“The symbols on all three of the outfits, especially Bette’s [Winifred Sanderson], mean something,” Anne Fletcher reveals. The director describes how costume designer Salvador Pérez Jr. researched the Wicca of the 1600s and how their beliefs could be reflected in their costumes. “That version of witchcraft which was tethered to the earth, the ocean, the stars, it’s all tied together. And it’s all on [Winifred’s] cloak, as well as the bird… it’s all reflected in Winifred’s cloak and in Mary’s rings.”
Designing A New Era
Hannah Waddingham of recent Ted Lasso fame plays a new character known as the mother witch in Hocus Pocus 2. Her costume is new and extravagant, strikingly red with a dramatic tattered cape mimicking brightly colored plumes. Anne Fletcher says that she too “has a lot of the iconography of the movie.” Whereas symbols such as the star are present in her choker, perhaps the most obvious symbol is the eye emboldened onto her stomach. It resembles the open and sentient eye on Winifred’s precious spellbook, reflecting the wealth of knowledge she possesses and her gift to the girls.
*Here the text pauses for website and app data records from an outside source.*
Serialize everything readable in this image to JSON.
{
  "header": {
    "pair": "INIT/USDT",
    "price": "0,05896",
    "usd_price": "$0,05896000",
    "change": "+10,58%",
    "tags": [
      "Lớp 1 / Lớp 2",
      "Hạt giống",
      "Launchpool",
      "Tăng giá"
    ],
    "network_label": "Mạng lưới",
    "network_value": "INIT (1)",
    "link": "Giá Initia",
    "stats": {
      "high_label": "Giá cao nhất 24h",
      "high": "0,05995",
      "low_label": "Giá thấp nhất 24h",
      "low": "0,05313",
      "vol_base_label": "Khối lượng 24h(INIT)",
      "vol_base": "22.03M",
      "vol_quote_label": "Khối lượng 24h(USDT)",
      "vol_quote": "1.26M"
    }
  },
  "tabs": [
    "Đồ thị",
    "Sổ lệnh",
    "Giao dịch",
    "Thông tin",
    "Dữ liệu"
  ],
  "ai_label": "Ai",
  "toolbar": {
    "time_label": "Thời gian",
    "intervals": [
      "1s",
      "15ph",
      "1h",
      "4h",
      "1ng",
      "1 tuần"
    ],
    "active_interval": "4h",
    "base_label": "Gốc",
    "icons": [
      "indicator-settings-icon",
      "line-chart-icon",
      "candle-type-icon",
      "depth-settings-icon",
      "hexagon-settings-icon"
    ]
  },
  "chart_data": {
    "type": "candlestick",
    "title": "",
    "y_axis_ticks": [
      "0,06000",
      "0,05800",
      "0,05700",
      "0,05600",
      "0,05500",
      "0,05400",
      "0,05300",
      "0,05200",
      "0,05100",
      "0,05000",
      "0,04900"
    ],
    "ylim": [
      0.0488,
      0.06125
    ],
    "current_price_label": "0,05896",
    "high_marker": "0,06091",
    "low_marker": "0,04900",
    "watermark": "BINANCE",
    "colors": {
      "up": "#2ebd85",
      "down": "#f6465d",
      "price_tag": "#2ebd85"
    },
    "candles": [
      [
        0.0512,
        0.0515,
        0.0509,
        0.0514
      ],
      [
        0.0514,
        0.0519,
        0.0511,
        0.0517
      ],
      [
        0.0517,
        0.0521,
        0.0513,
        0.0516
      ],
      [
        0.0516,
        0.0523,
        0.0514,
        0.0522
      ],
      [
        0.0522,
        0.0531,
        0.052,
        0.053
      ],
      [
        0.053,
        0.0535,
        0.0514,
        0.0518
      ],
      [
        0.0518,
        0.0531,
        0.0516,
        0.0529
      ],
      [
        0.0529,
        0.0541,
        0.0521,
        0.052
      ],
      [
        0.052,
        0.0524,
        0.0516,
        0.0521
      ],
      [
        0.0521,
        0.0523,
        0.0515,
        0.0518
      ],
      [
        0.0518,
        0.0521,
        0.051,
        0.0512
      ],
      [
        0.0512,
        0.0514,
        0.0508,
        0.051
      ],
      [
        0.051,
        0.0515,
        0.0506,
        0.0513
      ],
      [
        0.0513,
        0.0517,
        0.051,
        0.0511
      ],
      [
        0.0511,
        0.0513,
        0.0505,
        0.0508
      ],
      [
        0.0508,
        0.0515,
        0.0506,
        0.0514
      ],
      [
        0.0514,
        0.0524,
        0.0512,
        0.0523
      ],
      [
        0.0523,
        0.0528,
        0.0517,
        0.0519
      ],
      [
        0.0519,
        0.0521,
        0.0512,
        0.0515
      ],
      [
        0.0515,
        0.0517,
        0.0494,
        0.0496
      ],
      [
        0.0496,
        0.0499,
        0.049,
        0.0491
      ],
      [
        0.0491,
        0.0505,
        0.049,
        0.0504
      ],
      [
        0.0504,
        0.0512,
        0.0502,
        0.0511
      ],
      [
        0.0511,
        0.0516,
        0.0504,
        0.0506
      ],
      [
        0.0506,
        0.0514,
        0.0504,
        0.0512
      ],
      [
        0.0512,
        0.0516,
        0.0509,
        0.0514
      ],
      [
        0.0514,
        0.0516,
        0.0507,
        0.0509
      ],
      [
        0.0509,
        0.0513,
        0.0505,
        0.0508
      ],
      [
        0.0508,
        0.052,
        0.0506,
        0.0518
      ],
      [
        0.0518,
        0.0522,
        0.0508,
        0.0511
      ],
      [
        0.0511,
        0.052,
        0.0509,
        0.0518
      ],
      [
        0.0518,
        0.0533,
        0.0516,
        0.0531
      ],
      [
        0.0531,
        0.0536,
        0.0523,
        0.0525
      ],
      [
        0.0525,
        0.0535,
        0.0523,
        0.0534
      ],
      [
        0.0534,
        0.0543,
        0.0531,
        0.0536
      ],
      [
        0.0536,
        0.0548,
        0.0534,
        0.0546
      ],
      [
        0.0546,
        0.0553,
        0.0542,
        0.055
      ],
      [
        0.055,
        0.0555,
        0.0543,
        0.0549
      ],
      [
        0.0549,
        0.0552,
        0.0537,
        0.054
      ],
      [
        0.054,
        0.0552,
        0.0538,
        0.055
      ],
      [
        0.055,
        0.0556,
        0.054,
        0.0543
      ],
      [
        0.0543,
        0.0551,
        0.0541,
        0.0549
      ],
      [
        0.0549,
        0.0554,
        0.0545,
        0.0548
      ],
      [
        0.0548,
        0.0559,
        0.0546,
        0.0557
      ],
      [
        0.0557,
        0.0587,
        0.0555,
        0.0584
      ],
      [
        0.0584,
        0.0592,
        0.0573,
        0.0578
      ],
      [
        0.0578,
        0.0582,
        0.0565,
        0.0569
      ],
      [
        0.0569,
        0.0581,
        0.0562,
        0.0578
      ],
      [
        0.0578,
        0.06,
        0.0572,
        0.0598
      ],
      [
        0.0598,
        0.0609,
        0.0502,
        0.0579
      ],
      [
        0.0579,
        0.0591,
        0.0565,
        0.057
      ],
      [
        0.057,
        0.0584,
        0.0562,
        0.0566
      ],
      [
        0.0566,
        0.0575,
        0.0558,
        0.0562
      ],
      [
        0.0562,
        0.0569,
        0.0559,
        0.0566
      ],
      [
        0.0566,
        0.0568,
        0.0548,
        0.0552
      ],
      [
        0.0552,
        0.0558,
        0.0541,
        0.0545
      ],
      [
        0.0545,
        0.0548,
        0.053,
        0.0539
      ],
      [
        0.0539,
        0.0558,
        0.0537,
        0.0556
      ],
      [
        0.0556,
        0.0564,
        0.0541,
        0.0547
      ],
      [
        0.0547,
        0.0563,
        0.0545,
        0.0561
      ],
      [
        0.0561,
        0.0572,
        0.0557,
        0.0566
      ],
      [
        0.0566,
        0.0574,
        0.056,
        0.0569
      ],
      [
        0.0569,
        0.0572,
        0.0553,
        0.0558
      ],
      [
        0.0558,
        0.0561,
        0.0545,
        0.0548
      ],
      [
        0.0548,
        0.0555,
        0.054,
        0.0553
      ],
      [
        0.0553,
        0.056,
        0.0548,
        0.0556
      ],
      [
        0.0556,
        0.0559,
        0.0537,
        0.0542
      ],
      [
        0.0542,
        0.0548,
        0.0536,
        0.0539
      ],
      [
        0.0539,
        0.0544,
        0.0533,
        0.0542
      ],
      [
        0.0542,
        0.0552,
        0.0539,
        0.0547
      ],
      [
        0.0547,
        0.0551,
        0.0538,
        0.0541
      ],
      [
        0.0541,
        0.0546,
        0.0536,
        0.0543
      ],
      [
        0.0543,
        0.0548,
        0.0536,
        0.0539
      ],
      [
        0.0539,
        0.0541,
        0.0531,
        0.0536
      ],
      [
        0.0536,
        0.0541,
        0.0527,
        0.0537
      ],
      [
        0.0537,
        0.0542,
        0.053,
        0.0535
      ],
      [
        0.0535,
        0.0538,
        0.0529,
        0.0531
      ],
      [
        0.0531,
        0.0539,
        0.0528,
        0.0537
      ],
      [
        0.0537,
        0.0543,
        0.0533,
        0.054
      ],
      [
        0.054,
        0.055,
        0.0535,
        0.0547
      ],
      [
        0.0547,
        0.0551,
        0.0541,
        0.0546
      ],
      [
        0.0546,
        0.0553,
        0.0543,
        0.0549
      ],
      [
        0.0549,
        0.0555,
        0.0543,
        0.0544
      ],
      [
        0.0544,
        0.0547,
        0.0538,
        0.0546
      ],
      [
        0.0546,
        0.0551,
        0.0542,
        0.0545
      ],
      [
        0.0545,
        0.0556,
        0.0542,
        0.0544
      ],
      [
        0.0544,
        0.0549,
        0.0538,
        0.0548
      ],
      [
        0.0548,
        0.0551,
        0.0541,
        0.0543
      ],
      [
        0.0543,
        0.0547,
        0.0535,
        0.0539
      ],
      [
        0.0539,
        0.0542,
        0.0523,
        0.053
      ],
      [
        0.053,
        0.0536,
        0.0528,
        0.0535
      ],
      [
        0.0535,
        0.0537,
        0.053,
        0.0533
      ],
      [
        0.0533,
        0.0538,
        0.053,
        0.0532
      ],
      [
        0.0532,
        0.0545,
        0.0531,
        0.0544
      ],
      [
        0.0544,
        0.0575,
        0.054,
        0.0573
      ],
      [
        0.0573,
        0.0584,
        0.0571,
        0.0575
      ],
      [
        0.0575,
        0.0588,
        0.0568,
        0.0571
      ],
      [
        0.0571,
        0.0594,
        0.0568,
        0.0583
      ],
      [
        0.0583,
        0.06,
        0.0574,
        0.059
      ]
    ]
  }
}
While it’s a clever nod to the witches of the past, Hocus Pocus 2 welcomes a new era of witches. There’s a trio of girls played by Whitney Peak, Belissa Escobedo, and Lilia Buckingham. They share an interest in the occult and the bond of sisterhood that’s subtly reflected in their costuming. Mirroring the sisters, Fletcher details how “they also have these symbols [of 1600s wicca] as well as each witch’s color stone in their matching necklaces.”
Ultimately, Hocus Pocus 2 is about the undeniable bonds and loyalty that we have with each other. Whether that is between the Sanderson sisters or the parallels to them that exist in the new protagonists of the film, those bonds are reflected in the brilliantly bright, instantly evocative, and traditionally iconic costumes.